Website and app data records
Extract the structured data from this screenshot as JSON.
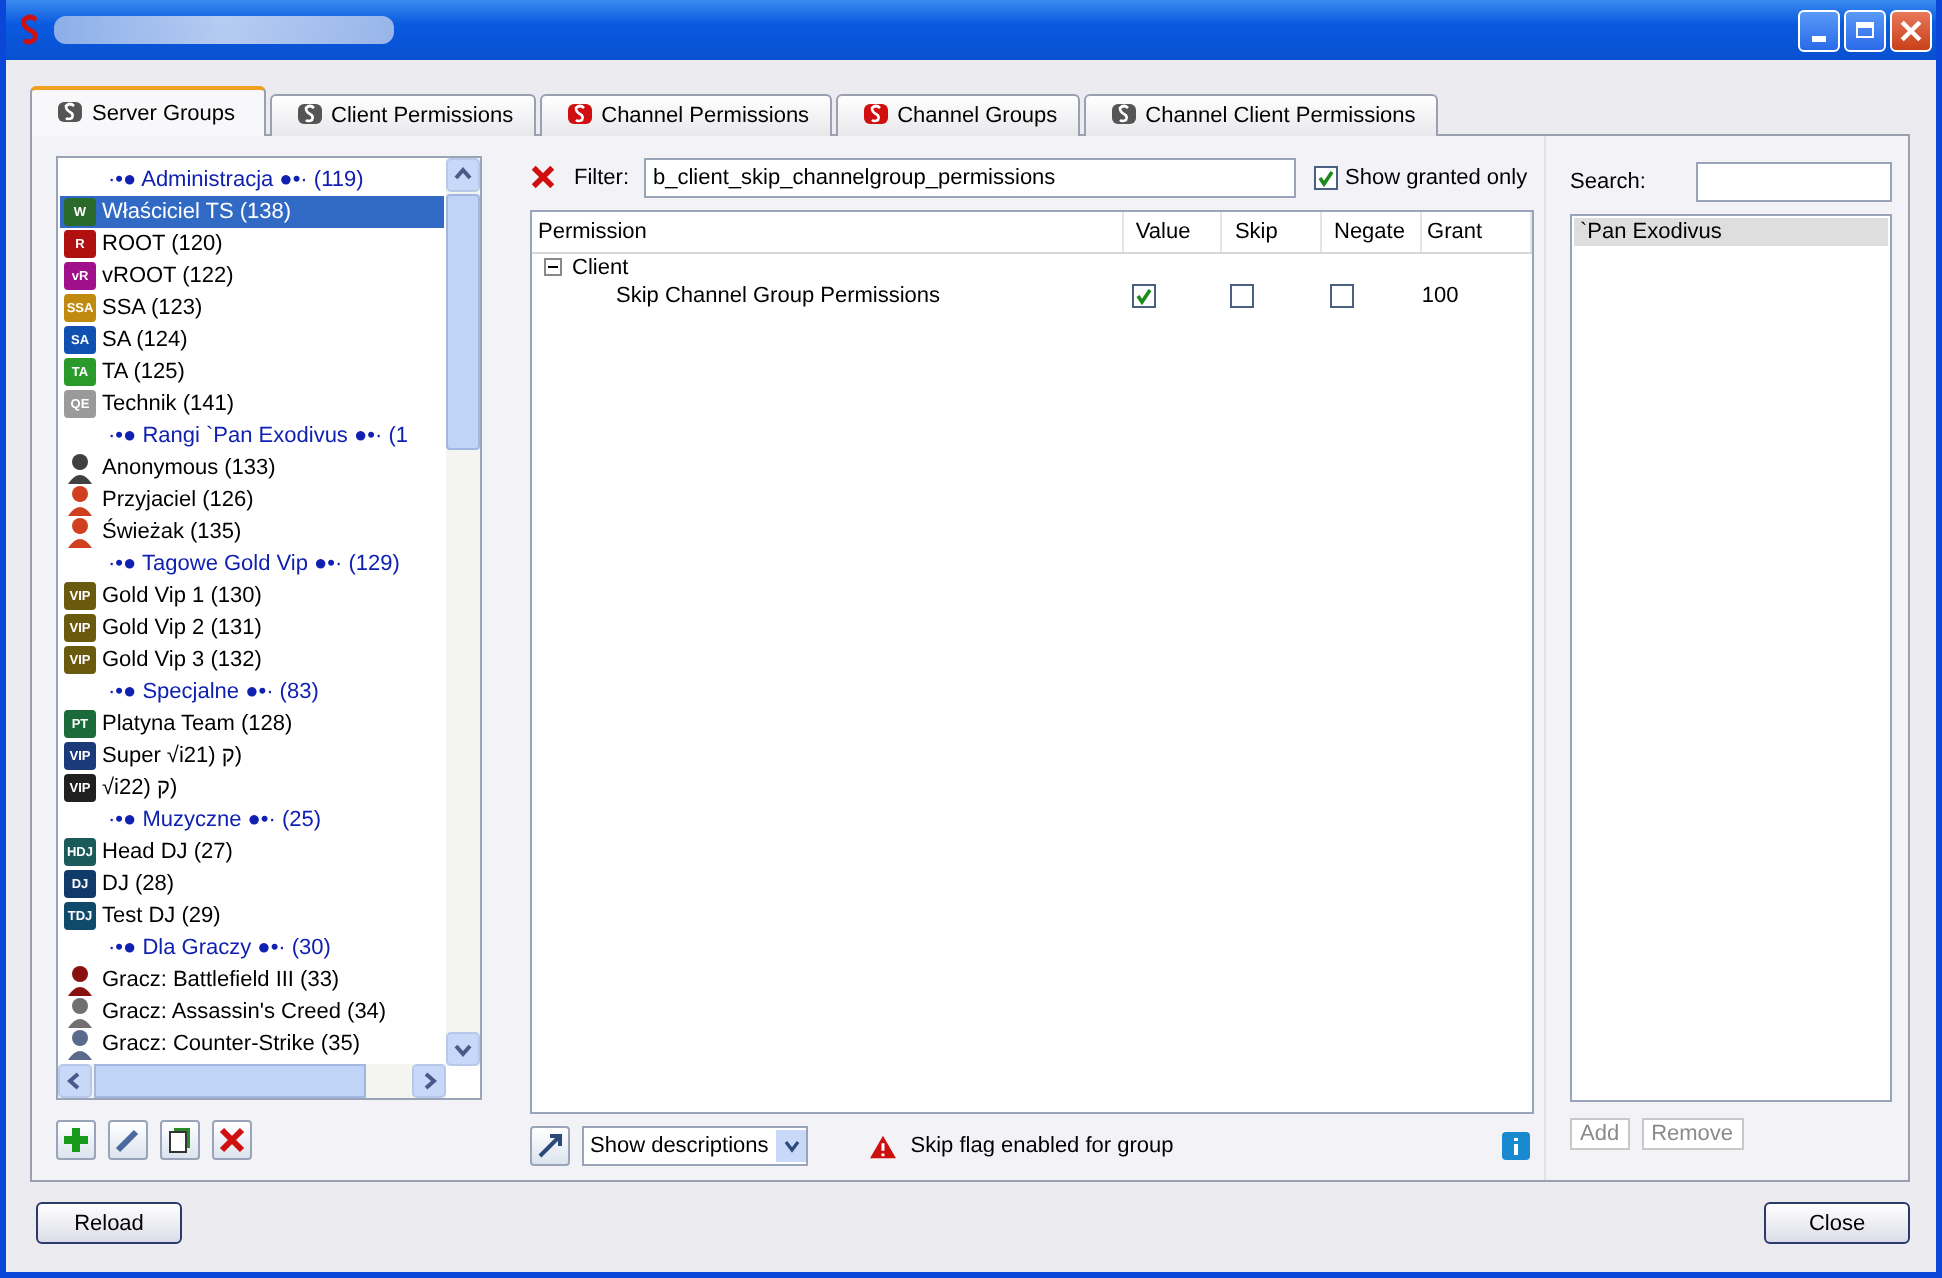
{
  "tabs": [
    {
      "label": "Server Groups",
      "selected": true
    },
    {
      "label": "Client Permissions",
      "selected": false
    },
    {
      "label": "Channel Permissions",
      "selected": false
    },
    {
      "label": "Channel Groups",
      "selected": false
    },
    {
      "label": "Channel Client Permissions",
      "selected": false
    }
  ],
  "groups": [
    {
      "kind": "header",
      "label": "·•● Administracja ●•· (119)",
      "selected": false
    },
    {
      "kind": "group",
      "label": "Właściciel TS (138)",
      "badge": "W",
      "color": "#2a6a2a",
      "selected": true
    },
    {
      "kind": "group",
      "label": "ROOT (120)",
      "badge": "R",
      "color": "#b01010",
      "selected": false
    },
    {
      "kind": "group",
      "label": "vROOT (122)",
      "badge": "vR",
      "color": "#a0108a",
      "selected": false
    },
    {
      "kind": "group",
      "label": "SSA (123)",
      "badge": "SSA",
      "color": "#c08a10",
      "selected": false
    },
    {
      "kind": "group",
      "label": "SA (124)",
      "badge": "SA",
      "color": "#1050b0",
      "selected": false
    },
    {
      "kind": "group",
      "label": "TA (125)",
      "badge": "TA",
      "color": "#2a9a2a",
      "selected": false
    },
    {
      "kind": "group",
      "label": "Technik (141)",
      "badge": "QE",
      "color": "#9a9a9a",
      "selected": false
    },
    {
      "kind": "header",
      "label": "·•● Rangi `Pan Exodivus ●•·  (1",
      "selected": false
    },
    {
      "kind": "figure",
      "label": "Anonymous (133)",
      "color": "#404040",
      "selected": false
    },
    {
      "kind": "figure",
      "label": "Przyjaciel (126)",
      "color": "#d04020",
      "selected": false
    },
    {
      "kind": "figure",
      "label": "Świeżak (135)",
      "color": "#d04020",
      "selected": false
    },
    {
      "kind": "header",
      "label": "·•● Tagowe Gold Vip ●•· (129)",
      "selected": false
    },
    {
      "kind": "group",
      "label": "Gold Vip 1 (130)",
      "badge": "VIP",
      "color": "#6a5a10",
      "selected": false
    },
    {
      "kind": "group",
      "label": "Gold Vip 2 (131)",
      "badge": "VIP",
      "color": "#6a5a10",
      "selected": false
    },
    {
      "kind": "group",
      "label": "Gold Vip 3 (132)",
      "badge": "VIP",
      "color": "#6a5a10",
      "selected": false
    },
    {
      "kind": "header",
      "label": "·•● Specjalne ●•· (83)",
      "selected": false
    },
    {
      "kind": "group",
      "label": "Platyna Team (128)",
      "badge": "PT",
      "color": "#1a6a3a",
      "selected": false
    },
    {
      "kind": "group",
      "label": "Super √i21) ק)",
      "badge": "VIP",
      "color": "#1a3a7a",
      "selected": false
    },
    {
      "kind": "group",
      "label": "√i22) ק)",
      "badge": "VIP",
      "color": "#202020",
      "selected": false
    },
    {
      "kind": "header",
      "label": "·•● Muzyczne ●•· (25)",
      "selected": false
    },
    {
      "kind": "group",
      "label": "Head DJ (27)",
      "badge": "HDJ",
      "color": "#1a5a5a",
      "selected": false
    },
    {
      "kind": "group",
      "label": "DJ (28)",
      "badge": "DJ",
      "color": "#103a6a",
      "selected": false
    },
    {
      "kind": "group",
      "label": "Test DJ (29)",
      "badge": "TDJ",
      "color": "#104a6a",
      "selected": false
    },
    {
      "kind": "header",
      "label": "·•● Dla Graczy ●•· (30)",
      "selected": false
    },
    {
      "kind": "figure",
      "label": "Gracz: Battlefield III (33)",
      "color": "#8a1010",
      "selected": false
    },
    {
      "kind": "figure",
      "label": "Gracz: Assassin's Creed (34)",
      "color": "#707070",
      "selected": false
    },
    {
      "kind": "figure",
      "label": "Gracz: Counter-Strike (35)",
      "color": "#5a6a8a",
      "selected": false
    }
  ],
  "filter": {
    "label": "Filter:",
    "value": "b_client_skip_channelgroup_permissions",
    "show_granted_only": {
      "label": "Show granted only",
      "checked": true
    }
  },
  "table": {
    "columns": [
      "Permission",
      "Value",
      "Skip",
      "Negate",
      "Grant"
    ],
    "tree": [
      {
        "label": "Client",
        "expanded": true,
        "children": [
          {
            "label": "Skip Channel Group Permissions",
            "value": true,
            "skip": false,
            "negate": false,
            "grant": "100"
          }
        ]
      }
    ]
  },
  "bottom": {
    "dropdown": "Show descriptions",
    "warning": "Skip flag enabled for group"
  },
  "search": {
    "label": "Search:"
  },
  "members": [
    {
      "label": "`Pan Exodivus",
      "selected": true
    }
  ],
  "member_buttons": [
    {
      "label": "Add",
      "disabled": true
    },
    {
      "label": "Remove",
      "disabled": true
    }
  ],
  "buttons": [
    {
      "label": "Reload"
    },
    {
      "label": "Close"
    }
  ]
}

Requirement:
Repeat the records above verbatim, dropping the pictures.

Reply:
Extract the structured data from this screenshot as JSON.
{
  "tabs": [
    {
      "label": "Server Groups",
      "selected": true
    },
    {
      "label": "Client Permissions",
      "selected": false
    },
    {
      "label": "Channel Permissions",
      "selected": false
    },
    {
      "label": "Channel Groups",
      "selected": false
    },
    {
      "label": "Channel Client Permissions",
      "selected": false
    }
  ],
  "groups": [
    {
      "kind": "header",
      "label": "·•● Administracja ●•· (119)",
      "selected": false
    },
    {
      "kind": "group",
      "label": "Właściciel TS (138)",
      "badge": "W",
      "color": "#2a6a2a",
      "selected": true
    },
    {
      "kind": "group",
      "label": "ROOT (120)",
      "badge": "R",
      "color": "#b01010",
      "selected": false
    },
    {
      "kind": "group",
      "label": "vROOT (122)",
      "badge": "vR",
      "color": "#a0108a",
      "selected": false
    },
    {
      "kind": "group",
      "label": "SSA (123)",
      "badge": "SSA",
      "color": "#c08a10",
      "selected": false
    },
    {
      "kind": "group",
      "label": "SA (124)",
      "badge": "SA",
      "color": "#1050b0",
      "selected": false
    },
    {
      "kind": "group",
      "label": "TA (125)",
      "badge": "TA",
      "color": "#2a9a2a",
      "selected": false
    },
    {
      "kind": "group",
      "label": "Technik (141)",
      "badge": "QE",
      "color": "#9a9a9a",
      "selected": false
    },
    {
      "kind": "header",
      "label": "·•● Rangi `Pan Exodivus ●•·  (1",
      "selected": false
    },
    {
      "kind": "figure",
      "label": "Anonymous (133)",
      "color": "#404040",
      "selected": false
    },
    {
      "kind": "figure",
      "label": "Przyjaciel (126)",
      "color": "#d04020",
      "selected": false
    },
    {
      "kind": "figure",
      "label": "Świeżak (135)",
      "color": "#d04020",
      "selected": false
    },
    {
      "kind": "header",
      "label": "·•● Tagowe Gold Vip ●•· (129)",
      "selected": false
    },
    {
      "kind": "group",
      "label": "Gold Vip 1 (130)",
      "badge": "VIP",
      "color": "#6a5a10",
      "selected": false
    },
    {
      "kind": "group",
      "label": "Gold Vip 2 (131)",
      "badge": "VIP",
      "color": "#6a5a10",
      "selected": false
    },
    {
      "kind": "group",
      "label": "Gold Vip 3 (132)",
      "badge": "VIP",
      "color": "#6a5a10",
      "selected": false
    },
    {
      "kind": "header",
      "label": "·•● Specjalne ●•· (83)",
      "selected": false
    },
    {
      "kind": "group",
      "label": "Platyna Team (128)",
      "badge": "PT",
      "color": "#1a6a3a",
      "selected": false
    },
    {
      "kind": "group",
      "label": "Super √i21) ק)",
      "badge": "VIP",
      "color": "#1a3a7a",
      "selected": false
    },
    {
      "kind": "group",
      "label": "√i22) ק)",
      "badge": "VIP",
      "color": "#202020",
      "selected": false
    },
    {
      "kind": "header",
      "label": "·•● Muzyczne ●•· (25)",
      "selected": false
    },
    {
      "kind": "group",
      "label": "Head DJ (27)",
      "badge": "HDJ",
      "color": "#1a5a5a",
      "selected": false
    },
    {
      "kind": "group",
      "label": "DJ (28)",
      "badge": "DJ",
      "color": "#103a6a",
      "selected": false
    },
    {
      "kind": "group",
      "label": "Test DJ (29)",
      "badge": "TDJ",
      "color": "#104a6a",
      "selected": false
    },
    {
      "kind": "header",
      "label": "·•● Dla Graczy ●•· (30)",
      "selected": false
    },
    {
      "kind": "figure",
      "label": "Gracz: Battlefield III (33)",
      "color": "#8a1010",
      "selected": false
    },
    {
      "kind": "figure",
      "label": "Gracz: Assassin's Creed (34)",
      "color": "#707070",
      "selected": false
    },
    {
      "kind": "figure",
      "label": "Gracz: Counter-Strike (35)",
      "color": "#5a6a8a",
      "selected": false
    }
  ],
  "filter": {
    "label": "Filter:",
    "value": "b_client_skip_channelgroup_permissions",
    "show_granted_only": {
      "label": "Show granted only",
      "checked": true
    }
  },
  "table": {
    "columns": [
      "Permission",
      "Value",
      "Skip",
      "Negate",
      "Grant"
    ],
    "tree": [
      {
        "label": "Client",
        "expanded": true,
        "children": [
          {
            "label": "Skip Channel Group Permissions",
            "value": true,
            "skip": false,
            "negate": false,
            "grant": "100"
          }
        ]
      }
    ]
  },
  "bottom": {
    "dropdown": "Show descriptions",
    "warning": "Skip flag enabled for group"
  },
  "search": {
    "label": "Search:"
  },
  "members": [
    {
      "label": "`Pan Exodivus",
      "selected": true
    }
  ],
  "member_buttons": [
    {
      "label": "Add",
      "disabled": true
    },
    {
      "label": "Remove",
      "disabled": true
    }
  ],
  "buttons": [
    {
      "label": "Reload"
    },
    {
      "label": "Close"
    }
  ]
}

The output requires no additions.